Mario Kart 8 Fans Upset With Recent Update

Mario Kart 8 fans are not happy.

By Jason Collins | Published

This article is more than 2 years old

mario kart 8

It would seem that the long and prosperous life of Mario Kart 8 Deluxe, the Nintendo Switch version of the 2014 mega-hit video game, is getting an extension via a new DLC announced earlier this year. The new DLC should add remastered popular courses from the series’ past, which should be added to the game episodically, starting March through 2023. However, some long-time fans of Nintendo’s racing franchise aren’t particularly happy with Nintendo’s announcement after discovering striking similarities between the upcoming content and Mario Kart Tour, the free mobile spin-off of the game.

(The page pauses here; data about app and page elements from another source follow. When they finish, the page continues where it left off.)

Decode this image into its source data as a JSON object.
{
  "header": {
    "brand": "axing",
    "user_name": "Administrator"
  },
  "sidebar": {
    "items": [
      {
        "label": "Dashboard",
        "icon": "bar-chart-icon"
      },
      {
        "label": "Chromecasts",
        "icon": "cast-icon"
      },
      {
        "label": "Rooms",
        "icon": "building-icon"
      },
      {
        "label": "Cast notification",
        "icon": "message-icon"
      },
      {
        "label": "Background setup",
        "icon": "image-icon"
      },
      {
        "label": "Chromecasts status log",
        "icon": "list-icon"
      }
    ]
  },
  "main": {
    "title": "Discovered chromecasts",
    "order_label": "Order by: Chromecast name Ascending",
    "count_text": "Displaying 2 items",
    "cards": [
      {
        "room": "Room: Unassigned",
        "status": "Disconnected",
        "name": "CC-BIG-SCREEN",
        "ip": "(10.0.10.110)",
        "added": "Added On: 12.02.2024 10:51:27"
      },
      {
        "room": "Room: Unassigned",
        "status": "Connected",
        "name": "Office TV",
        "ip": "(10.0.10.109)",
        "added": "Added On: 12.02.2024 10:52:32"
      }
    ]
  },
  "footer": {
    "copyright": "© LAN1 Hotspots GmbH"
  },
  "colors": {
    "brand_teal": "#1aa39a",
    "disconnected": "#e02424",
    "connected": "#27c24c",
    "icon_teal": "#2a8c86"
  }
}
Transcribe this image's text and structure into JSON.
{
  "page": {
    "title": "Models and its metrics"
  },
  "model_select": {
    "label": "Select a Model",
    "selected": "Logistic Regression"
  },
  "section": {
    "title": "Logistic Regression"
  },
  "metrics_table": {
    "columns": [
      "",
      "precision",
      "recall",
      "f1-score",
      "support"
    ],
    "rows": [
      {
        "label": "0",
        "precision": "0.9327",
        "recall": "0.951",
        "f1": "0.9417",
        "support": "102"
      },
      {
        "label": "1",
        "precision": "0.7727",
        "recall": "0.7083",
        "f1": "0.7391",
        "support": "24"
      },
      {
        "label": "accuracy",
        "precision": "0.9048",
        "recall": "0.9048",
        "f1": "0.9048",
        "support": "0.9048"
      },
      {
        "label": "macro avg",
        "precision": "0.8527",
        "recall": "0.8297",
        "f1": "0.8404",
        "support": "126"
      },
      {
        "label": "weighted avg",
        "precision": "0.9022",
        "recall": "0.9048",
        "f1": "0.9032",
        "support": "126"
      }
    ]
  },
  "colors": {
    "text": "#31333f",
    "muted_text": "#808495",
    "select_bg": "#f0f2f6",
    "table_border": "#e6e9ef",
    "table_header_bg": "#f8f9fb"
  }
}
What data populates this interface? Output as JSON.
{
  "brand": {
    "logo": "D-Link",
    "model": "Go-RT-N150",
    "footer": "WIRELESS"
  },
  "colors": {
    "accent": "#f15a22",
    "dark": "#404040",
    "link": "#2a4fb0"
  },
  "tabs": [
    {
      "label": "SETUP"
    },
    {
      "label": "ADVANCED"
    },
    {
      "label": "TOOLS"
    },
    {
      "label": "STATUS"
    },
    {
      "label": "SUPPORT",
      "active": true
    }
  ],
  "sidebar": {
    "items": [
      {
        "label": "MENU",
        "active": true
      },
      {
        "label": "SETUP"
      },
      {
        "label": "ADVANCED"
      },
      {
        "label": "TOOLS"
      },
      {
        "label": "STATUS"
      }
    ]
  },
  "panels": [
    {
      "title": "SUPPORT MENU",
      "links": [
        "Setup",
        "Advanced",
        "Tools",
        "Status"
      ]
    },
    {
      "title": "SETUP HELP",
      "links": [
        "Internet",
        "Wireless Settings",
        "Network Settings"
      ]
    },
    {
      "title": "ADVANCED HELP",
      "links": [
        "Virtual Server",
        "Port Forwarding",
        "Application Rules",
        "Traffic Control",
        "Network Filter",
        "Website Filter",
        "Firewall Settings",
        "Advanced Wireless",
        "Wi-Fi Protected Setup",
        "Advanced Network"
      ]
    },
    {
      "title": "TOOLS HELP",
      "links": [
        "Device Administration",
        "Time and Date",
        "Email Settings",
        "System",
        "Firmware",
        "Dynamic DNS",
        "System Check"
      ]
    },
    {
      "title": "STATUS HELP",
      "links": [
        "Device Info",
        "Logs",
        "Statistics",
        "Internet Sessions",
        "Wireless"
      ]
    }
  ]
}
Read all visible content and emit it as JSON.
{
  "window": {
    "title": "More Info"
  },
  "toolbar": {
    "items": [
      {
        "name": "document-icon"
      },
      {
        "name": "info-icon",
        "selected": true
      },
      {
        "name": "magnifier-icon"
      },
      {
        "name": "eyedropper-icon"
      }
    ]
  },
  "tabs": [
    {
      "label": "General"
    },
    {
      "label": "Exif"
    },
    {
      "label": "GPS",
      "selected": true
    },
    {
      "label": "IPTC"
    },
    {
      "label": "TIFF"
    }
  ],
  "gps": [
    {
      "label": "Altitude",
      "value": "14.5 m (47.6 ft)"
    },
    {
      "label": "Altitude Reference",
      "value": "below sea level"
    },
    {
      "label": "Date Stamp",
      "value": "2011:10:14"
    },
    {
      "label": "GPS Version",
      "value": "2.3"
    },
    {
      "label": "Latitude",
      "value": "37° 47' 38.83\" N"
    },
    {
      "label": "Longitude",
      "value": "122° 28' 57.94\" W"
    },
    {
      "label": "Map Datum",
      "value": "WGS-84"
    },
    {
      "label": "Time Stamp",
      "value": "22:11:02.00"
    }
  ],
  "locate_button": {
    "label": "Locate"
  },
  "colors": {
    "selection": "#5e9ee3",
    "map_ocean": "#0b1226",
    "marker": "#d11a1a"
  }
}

According to Kotaku, devoted fans of the Mario Kart series quickly noticed that some of the returning classics aren’t graphically on par with the Deluxe version of the Mario Kart 8 video game. Instead, they look much less detailed and more cartoony, which led many to believe that they’re just upscaled ports of the tracks which appeared in the previous games. More specifically, some have pointed out that the art style used for the upcoming tracks is too similar to Mario Kart Tour mobile video game and not the paid premium experience the gamers were expecting.

The Mario Kart 8 Deluxe — Booster Course Pass is priced at $25, so the fans’ dissatisfaction is quite reasonable. The Pass will release episodically, starting March 18, by introducing the first of six waves, each containing eight new courses. The first batch includes some of the Mario Kart Wii’s highlighted tracks, such as Sky Garden, Choco Mountain, and Coconut Mall, all of which look upscaled painted but without additional textures.

Unfortunately, the fandom isn’t a united front on this matter. While some openly voice their dissatisfaction, arguing that the returning courses look rubbery and less detailed and realistic than other Mario Kart 8 tracks, others are willing to settle for anything. Admittedly, the entire fandom unanimously agrees that the graphic quality of upcoming tracks isn’t up to the expected standard. However, some fans are willing to take the update as-is, considering that the game hasn’t received a meaningful update in the last four years. So, a bird in the hand is worth two in the bush?

With everything said, there’s a case to be made here in favor of Nintendo. The announced tracks, though graphically unsightly and perhaps inappropriate for use in Mario Kart 8, do pay homage to other Mario Kart releases on other platforms and their graphic styles at the time. It isn’t necessarily a bad thing, but according to the disgruntled fandom, it isn’t necessarily a good thing either. In the end, the players’ dissatisfaction is based on the sheer assumption that the final product will look exactly the same as it did during the showcase, which doesn’t have to be the case. Nintendo might’ve just shown us its work-in-progress iteration of the tracks.

Though we won’t actually know which is which until the tracks actually launch in more than a month’s time, there is a bright side to all of this. The upcoming tracks, fully remastered or not, are effectively being saved from the oblivion their original platforms are inevitably doomed to, and while still imperfect, these tracks just got a fresh new lease on life — at least until the purported Mario Kart 9 releases.